TAYLOR COUNTY—While presiding over a case in Taylor County Circuit Court, Judge Alan D. Moats took the time to learn more about why individuals choose to use methamphetamine.
During a revocation hearing, Benjamin Allan Mooney was able to give some insight into his usage of the deadly drug, while answering questions asked by the judge.
He told Moats that for the past couple of years, he had quickly become addicted to methamphetamine, and had almost escaped its tight grasp, but was quickly drawn back in.
“Mr. Mooney was accepted into the Legends program and successfully completed it. He was then transferred to sober living and was terminated from their program after he began using drugs again,” shared Community Corrections Director Tammy Narog. “He was then accepted into another treatment facility in Charleston but was terminated from that program and was sent back to jail.”
Mooney expressed to the court that he thought he was doing wonderful through the sober living program at Opportunity House in Buckhannon, but when he left to visit Grafton, everything went downhill, and he was pulled back to the siren call of meth.
“Opportunity House is the best that I have done. I feel comfortable there and the brotherhood there is something amazing,” he told Moats. “My major problem Grafton. I struggle with my addiction when I come here.”
Moats questioned the defendant about the draw of meth and what it makes him feel like when on it.
“At first, it gives you so much energy,” Mooney explained. “It keeps you high for a couple of days, and then you just go to sleep. But, when you wake up, you feel like you need it again to even move.”
He told the court that in his experience, it does not make him feel aggressive or like he could take on anyone that got in his way, but he did admit that the drug certainly clouded his judgement.
“I was doing good, and I knew what I had to lose, but I decided to use it one time and that was all it took,” he said.
Taylor County Prosecuting Attorney John Bord spoke to Mooney’s character prior to his drug usage and addiction.
“I’ve known Mr. Mooney for many, many years, and when he isn’t on drugs, he is a solid citizen,” Bord expressed. “Drug addiction totally changes him. He has helped coach children’s sports teams in the county, and it is extremely disappointing to see the talent and ability that he has, just thrown away.”

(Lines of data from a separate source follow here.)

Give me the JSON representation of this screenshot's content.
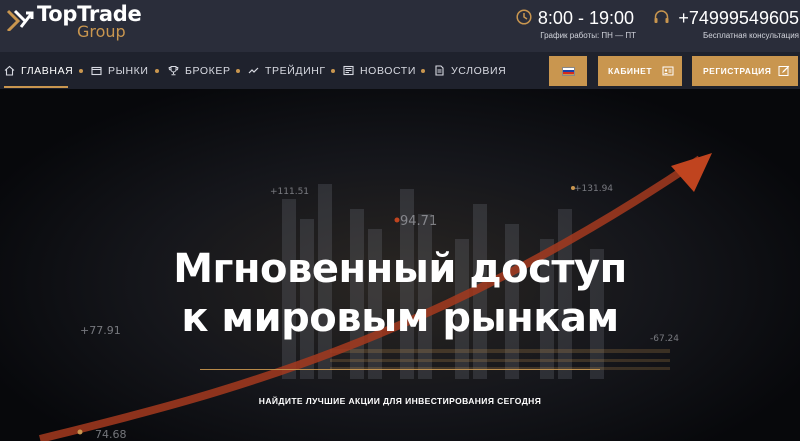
{
  "header": {
    "logo": {
      "name": "TopTrade",
      "sub": "Group"
    },
    "hours": {
      "time": "8:00 - 19:00",
      "caption": "График работы: ПН — ПТ",
      "icon": "clock-icon"
    },
    "phone": {
      "number": "+74999549605",
      "caption": "Бесплатная консультация",
      "icon": "headset-icon"
    }
  },
  "nav": {
    "items": [
      {
        "label": "ГЛАВНАЯ",
        "icon": "home-icon"
      },
      {
        "label": "РЫНКИ",
        "icon": "folder-icon"
      },
      {
        "label": "БРОКЕР",
        "icon": "trophy-icon"
      },
      {
        "label": "ТРЕЙДИНГ",
        "icon": "chart-line-icon"
      },
      {
        "label": "НОВОСТИ",
        "icon": "newspaper-icon"
      },
      {
        "label": "УСЛОВИЯ",
        "icon": "document-icon"
      }
    ],
    "lang_flag": "russia-flag-icon",
    "cabinet_label": "КАБИНЕТ",
    "register_label": "РЕГИСТРАЦИЯ"
  },
  "hero": {
    "title_line1": "Мгновенный доступ",
    "title_line2": "к мировым рынкам",
    "subtitle": "НАЙДИТЕ ЛУЧШИЕ АКЦИИ ДЛЯ ИНВЕСТИРОВАНИЯ СЕГОДНЯ",
    "bg_numbers": [
      "+111.51",
      "+131.94",
      "94.71",
      "+77.91",
      "-67.24",
      "74.68"
    ]
  },
  "colors": {
    "accent": "#c9964f",
    "header_bg": "#2a2d3a",
    "nav_bg": "#1f222d",
    "arrow": "#a43a1e"
  }
}
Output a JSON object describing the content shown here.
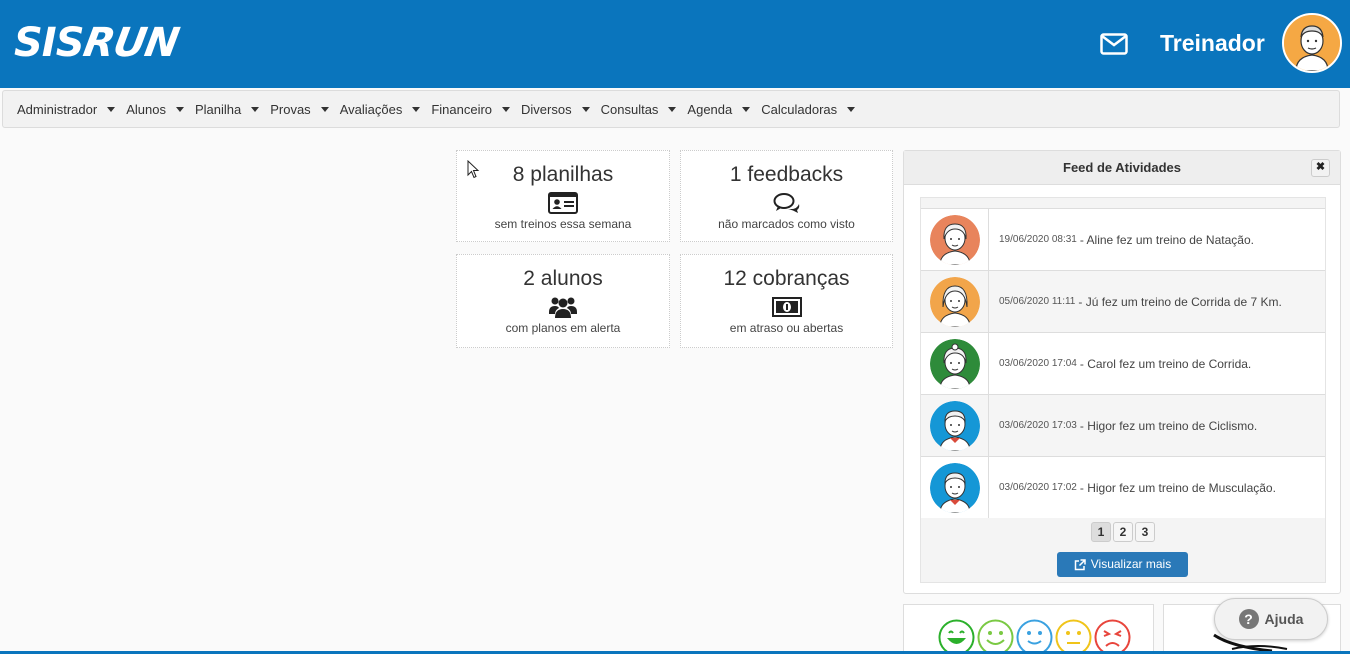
{
  "header": {
    "logo_left": "SIS",
    "logo_right": "RUN",
    "user_name": "Treinador"
  },
  "nav": {
    "items": [
      "Administrador",
      "Alunos",
      "Planilha",
      "Provas",
      "Avaliações",
      "Financeiro",
      "Diversos",
      "Consultas",
      "Agenda",
      "Calculadoras"
    ]
  },
  "cards": [
    {
      "count": "8 planilhas",
      "icon": "id-card-icon",
      "desc": "sem treinos essa semana"
    },
    {
      "count": "1 feedbacks",
      "icon": "comments-icon",
      "desc": "não marcados como visto"
    },
    {
      "count": "2 alunos",
      "icon": "users-icon",
      "desc": "com planos em alerta"
    },
    {
      "count": "12 cobranças",
      "icon": "money-icon",
      "desc": "em atraso ou abertas"
    }
  ],
  "feed": {
    "title": "Feed de Atividades",
    "close_label": "✖",
    "rows": [
      {
        "date": "19/06/2020 08:31",
        "text": "- Aline fez um treino de Natação.",
        "avatar_color": "#e8845c"
      },
      {
        "date": "05/06/2020 11:11",
        "text": "- Jú fez um treino de Corrida de 7 Km.",
        "avatar_color": "#f2a54a"
      },
      {
        "date": "03/06/2020 17:04",
        "text": "- Carol fez um treino de Corrida.",
        "avatar_color": "#2e8b3a"
      },
      {
        "date": "03/06/2020 17:03",
        "text": "- Higor fez um treino de Ciclismo.",
        "avatar_color": "#1597d6"
      },
      {
        "date": "03/06/2020 17:02",
        "text": "- Higor fez um treino de Musculação.",
        "avatar_color": "#1597d6"
      }
    ],
    "pages": [
      "1",
      "2",
      "3"
    ],
    "active_page": "1",
    "view_more_label": "Visualizar mais"
  },
  "help": {
    "label": "Ajuda",
    "icon_glyph": "?"
  },
  "colors": {
    "brand": "#0a75bd",
    "button": "#2a79b8",
    "smileys": [
      "#2bb02b",
      "#7ac943",
      "#3aa1e0",
      "#f0c419",
      "#e8453c"
    ]
  }
}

Moats and Bord agreed that methamphetamine usage has become a major issue in Taylor County.
“Everyone is focused on the opioid crisis, but that’s not our issue here. It is all meth, all the time,” Moats voiced. “It is what we deal with day in and day out, and no matter how many officials I reach out to or try to explain that to, I just can’t get through to them.”
He said that often times, he hears the statement all drug users should go to the prison, that he should be stricter on them when they are in court.
“The penitentiary should be the last resort, the last step in the process,” Bord commented. “If the court took a hardline stance and sent everyone to the pen, people would never know what treatment is and what it could do for them.”
Moats agreed, and addressed Mooney’s addiction with him once more, and discussed his options moving forward.
“I would really appreciate the chance to try again,” Mooney said. “When I got so close to having my life back, I threw it all away. I don’t want to do that again.”
Moats ordered that for his actions, Mooney would serve a 30-day sanction, and that he would allow him back into sober living, but with strict guidelines.
“I want to see you succeed. You need all the help you can get, and we are offering you that help, you just need to take it,” Moats voiced. “Take it seriously, if not for yourself, for your five children. If you mess up this time, you will be going back to jail and will be charged with escape.”